It’s never a bad idea to cultivate some new interests—like growing your own year-round edible garden. Naturally, having a space to garden is key and—believe it or not—most of us have some usable real estate, whether it’s a full backyard, a small side yard, a patio, a balcony, or a window box. There are a few things to keep in mind when planning your edible garden, so we consulted award-winning landscape designer and urban farmer Christian Douglas, who’s spent over two decades creating extraordinary and productive outdoor spaces.
Through his two companies—The Backyard Farm Co. and his eponymous firm Christian Douglas Design—Douglas combines his passions for classic design and sustainable agriculture. “There’s pretty much always an edible component in everything we do,” he says. “We didn’t see a pandemic coming, for sure. But in some ways, we’ve been preparing for this a really long time by empowering self-reliance—and growing food is one way to do that.”
The San Francisco Bay Area–based designer and his team, including landscape architect Christian Macke and farming experts Christiana Paoletti and Amy Rice-Jones, help clients all over the world through a variety of virtual programs that serve to educate them about growing and harvesting food. “Based on a site assessment and soil samples, we guide them where to establish the garden (if they don’t already have one set up) and make a crop plan for the season,” Douglas says. “We tell them where to plant, when to plant, what to plant, and do regular check-ins every two weeks by FaceTime to provide feedback, tips, and advice from afar.”
Closer to home, where his clients include Tyler Florence—for whom he’s spent several years designing and maintaining a three-terraced kitchen garden, among other projects, at the chef’s Northern California property—Douglas prefers keeping his hands dirty with projects following roughly the same process.
Douglas and his team designed, planted, and maintain this three-terraced kitchen garden at chef Tyler Florence’s Northern California home.
Photo: Tolan Florence
“We need to know there’s ideally between six and eight hours of sunlight—particularly for things like tomatoes and peppers. We look at the amount of sunlight to determine what can grow,” he explains. “Then, of course, we look at how much space you have–there are ways of growing horizontally and vertically to maximize space, particularly if you have a small area for your garden.”

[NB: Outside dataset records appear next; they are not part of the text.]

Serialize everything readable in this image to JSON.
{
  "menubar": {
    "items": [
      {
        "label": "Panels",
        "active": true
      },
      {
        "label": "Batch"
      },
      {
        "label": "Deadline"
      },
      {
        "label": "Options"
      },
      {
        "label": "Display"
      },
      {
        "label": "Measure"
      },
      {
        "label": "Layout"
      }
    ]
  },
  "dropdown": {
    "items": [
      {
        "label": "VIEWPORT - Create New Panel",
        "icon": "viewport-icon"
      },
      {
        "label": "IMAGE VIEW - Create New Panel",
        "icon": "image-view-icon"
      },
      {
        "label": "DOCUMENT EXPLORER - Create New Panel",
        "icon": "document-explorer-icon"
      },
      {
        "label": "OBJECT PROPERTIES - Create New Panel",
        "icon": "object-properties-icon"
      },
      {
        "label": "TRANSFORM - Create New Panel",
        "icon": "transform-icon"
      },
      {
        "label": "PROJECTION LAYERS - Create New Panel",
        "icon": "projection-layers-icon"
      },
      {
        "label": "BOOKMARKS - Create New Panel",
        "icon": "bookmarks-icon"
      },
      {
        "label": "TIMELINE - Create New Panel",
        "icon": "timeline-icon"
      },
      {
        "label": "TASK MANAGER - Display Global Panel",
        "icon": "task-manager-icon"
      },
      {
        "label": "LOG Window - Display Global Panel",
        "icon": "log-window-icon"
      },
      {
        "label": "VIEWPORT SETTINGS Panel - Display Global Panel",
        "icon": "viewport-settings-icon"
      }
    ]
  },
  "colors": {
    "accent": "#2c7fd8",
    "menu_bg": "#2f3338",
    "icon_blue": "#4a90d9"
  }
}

For small spaces, Douglas suggests a couple of options, including growing your garden in plant pots that can be ordered online from places like Wayfair, Houzz, or your local nurseries (which also deliver). “We like to consider the style of the house when choosing the right pots for our clients. You can pick from terra-cotta, ceramic, wood, or even fabric pots—which are a quick way to get set up. These are planters that ship folded up, and you simply unfold them, fill them with soil, and start growing.”